## Exercise directions
Select from the records below every line that has the word "title" in it.
════
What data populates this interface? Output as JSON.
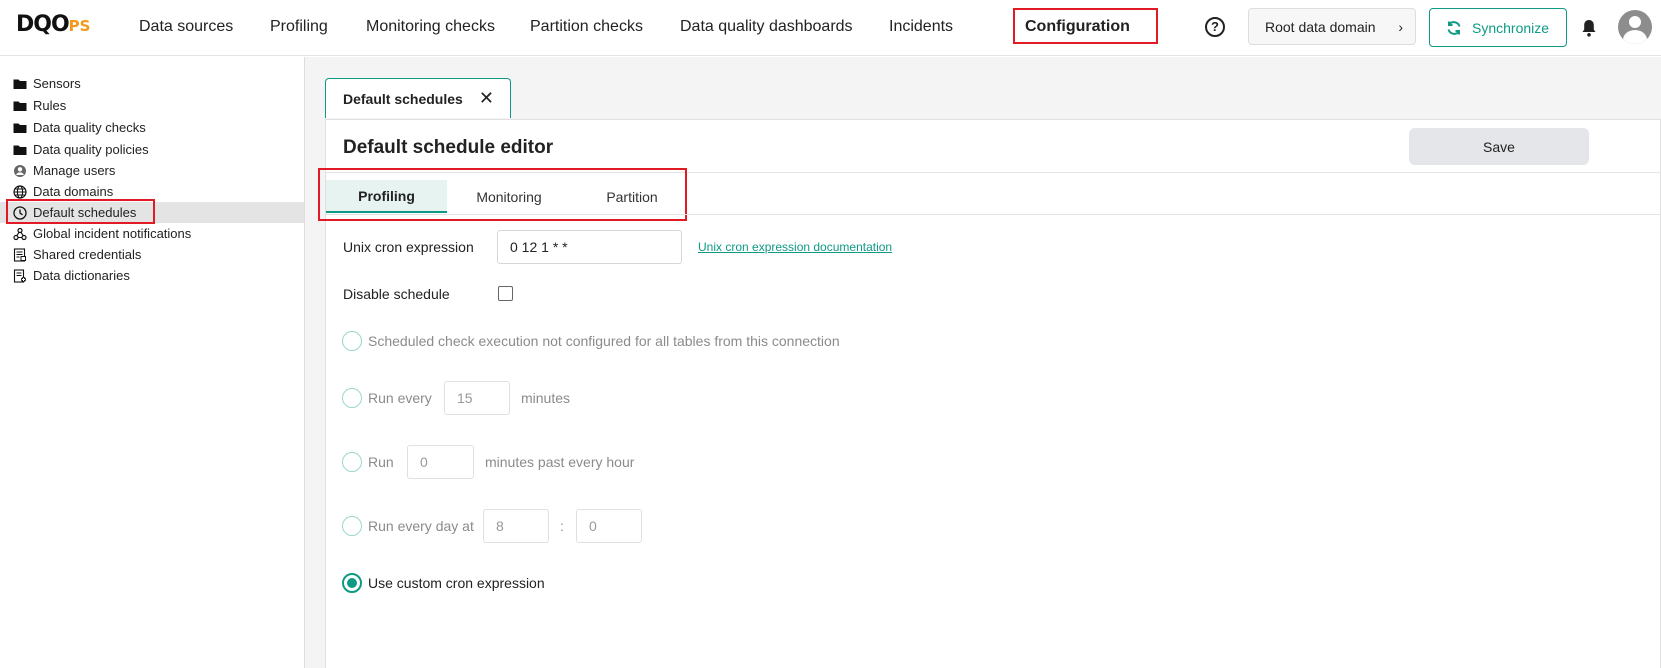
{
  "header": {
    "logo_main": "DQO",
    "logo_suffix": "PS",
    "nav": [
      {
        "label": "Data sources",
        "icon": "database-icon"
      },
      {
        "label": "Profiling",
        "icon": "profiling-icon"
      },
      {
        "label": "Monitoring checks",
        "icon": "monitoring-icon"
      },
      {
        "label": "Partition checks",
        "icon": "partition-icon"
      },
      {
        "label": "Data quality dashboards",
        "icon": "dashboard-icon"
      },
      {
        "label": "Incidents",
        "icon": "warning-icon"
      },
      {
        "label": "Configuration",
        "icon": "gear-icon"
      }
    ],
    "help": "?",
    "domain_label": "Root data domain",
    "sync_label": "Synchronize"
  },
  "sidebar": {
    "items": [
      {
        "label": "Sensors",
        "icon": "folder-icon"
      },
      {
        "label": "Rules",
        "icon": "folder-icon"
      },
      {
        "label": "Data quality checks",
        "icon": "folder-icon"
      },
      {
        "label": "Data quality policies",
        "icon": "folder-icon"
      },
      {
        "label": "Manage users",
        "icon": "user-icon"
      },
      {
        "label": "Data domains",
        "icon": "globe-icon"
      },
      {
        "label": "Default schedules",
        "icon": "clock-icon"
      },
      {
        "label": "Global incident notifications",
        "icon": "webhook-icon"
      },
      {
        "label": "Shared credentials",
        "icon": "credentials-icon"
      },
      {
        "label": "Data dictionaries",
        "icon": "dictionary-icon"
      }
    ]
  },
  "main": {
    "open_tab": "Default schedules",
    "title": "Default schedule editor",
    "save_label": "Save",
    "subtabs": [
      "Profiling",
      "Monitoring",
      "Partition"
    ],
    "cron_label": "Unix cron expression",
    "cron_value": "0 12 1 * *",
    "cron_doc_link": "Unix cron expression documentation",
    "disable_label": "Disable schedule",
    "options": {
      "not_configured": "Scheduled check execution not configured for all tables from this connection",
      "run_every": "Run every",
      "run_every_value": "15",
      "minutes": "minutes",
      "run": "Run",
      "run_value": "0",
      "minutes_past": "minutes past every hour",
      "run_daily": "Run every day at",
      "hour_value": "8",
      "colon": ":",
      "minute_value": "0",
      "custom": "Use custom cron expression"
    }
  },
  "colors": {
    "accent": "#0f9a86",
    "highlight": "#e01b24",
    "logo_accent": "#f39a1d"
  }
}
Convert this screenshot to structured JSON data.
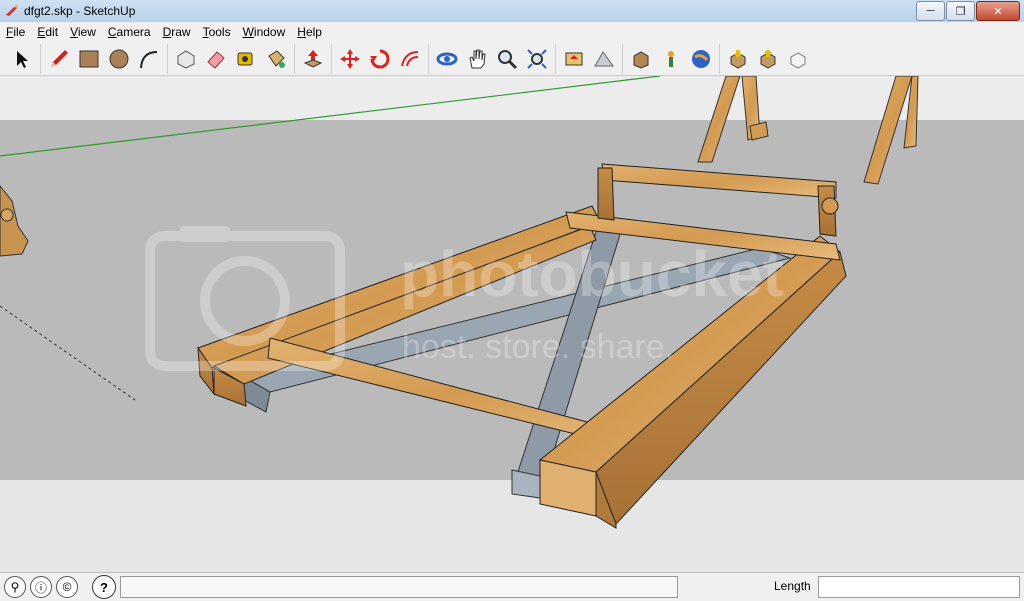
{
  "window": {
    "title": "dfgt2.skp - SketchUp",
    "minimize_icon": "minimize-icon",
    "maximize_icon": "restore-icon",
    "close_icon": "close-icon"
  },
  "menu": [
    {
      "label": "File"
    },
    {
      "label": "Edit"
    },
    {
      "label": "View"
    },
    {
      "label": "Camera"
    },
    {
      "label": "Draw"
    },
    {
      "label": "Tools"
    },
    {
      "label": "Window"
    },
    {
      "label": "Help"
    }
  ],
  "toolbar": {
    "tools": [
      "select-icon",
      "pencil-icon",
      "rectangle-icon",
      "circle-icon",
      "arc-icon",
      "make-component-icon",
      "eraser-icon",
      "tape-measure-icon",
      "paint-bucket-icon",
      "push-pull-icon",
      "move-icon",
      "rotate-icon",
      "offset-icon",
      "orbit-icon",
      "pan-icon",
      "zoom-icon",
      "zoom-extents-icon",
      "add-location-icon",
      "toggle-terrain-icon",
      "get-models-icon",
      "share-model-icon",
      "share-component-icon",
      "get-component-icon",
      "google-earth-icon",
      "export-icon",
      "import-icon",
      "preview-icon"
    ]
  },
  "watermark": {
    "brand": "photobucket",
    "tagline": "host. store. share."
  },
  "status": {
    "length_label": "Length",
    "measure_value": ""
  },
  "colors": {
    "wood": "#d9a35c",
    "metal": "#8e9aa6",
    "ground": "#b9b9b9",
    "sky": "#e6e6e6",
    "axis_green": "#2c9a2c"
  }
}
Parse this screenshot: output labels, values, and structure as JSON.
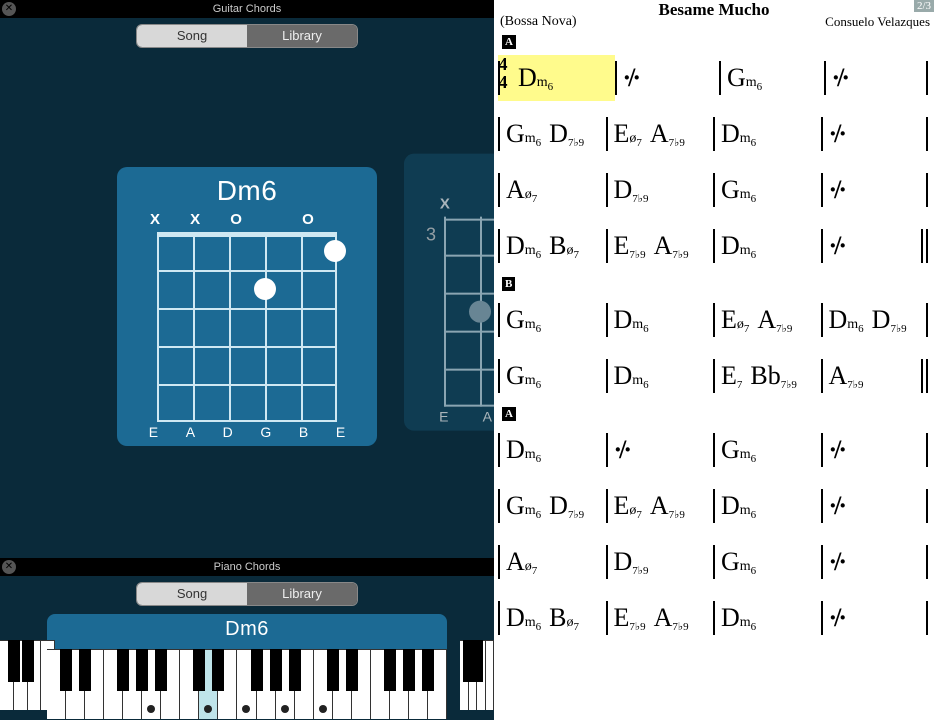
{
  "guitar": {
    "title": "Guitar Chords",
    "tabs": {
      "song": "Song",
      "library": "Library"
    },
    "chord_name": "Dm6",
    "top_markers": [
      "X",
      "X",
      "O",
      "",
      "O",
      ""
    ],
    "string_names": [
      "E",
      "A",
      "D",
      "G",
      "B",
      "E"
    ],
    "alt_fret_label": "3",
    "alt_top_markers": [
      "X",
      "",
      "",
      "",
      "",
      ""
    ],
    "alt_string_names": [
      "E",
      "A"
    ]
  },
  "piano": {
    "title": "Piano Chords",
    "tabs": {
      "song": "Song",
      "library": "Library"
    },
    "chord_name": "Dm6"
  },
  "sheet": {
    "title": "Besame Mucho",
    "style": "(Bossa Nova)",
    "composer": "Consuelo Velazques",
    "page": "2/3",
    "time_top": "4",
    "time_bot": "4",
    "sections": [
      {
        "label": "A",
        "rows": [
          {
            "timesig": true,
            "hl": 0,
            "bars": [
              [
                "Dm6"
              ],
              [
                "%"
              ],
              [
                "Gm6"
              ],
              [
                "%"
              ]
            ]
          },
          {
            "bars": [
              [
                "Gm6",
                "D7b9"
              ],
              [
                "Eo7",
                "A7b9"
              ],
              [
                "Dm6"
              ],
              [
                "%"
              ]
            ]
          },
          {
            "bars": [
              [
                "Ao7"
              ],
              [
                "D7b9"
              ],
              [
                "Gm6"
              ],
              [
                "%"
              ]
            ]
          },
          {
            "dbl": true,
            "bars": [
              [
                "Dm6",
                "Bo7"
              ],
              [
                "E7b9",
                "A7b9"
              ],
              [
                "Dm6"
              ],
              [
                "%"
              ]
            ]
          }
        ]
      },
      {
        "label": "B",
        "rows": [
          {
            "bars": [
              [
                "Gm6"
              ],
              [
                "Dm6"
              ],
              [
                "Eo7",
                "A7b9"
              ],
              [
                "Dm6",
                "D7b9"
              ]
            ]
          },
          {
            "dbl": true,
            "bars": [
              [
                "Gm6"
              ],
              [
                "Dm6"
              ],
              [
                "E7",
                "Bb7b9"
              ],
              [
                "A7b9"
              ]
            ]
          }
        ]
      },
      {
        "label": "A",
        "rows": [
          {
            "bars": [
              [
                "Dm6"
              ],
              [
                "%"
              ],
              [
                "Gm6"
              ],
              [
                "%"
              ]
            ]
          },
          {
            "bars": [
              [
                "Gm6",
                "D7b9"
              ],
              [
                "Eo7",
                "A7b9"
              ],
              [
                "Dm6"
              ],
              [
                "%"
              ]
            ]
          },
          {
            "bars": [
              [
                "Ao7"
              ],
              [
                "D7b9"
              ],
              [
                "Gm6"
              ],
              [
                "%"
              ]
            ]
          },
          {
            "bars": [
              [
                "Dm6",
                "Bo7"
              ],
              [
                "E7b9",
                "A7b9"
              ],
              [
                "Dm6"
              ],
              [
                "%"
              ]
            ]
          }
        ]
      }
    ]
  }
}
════
## Response area
    "title": "Default schedule editor",
    "title": "dfgt2.skp - SketchUp",
    "title": "Guitar Chords",
    "title": "Piano Chords",
    "title": "Besame Mucho",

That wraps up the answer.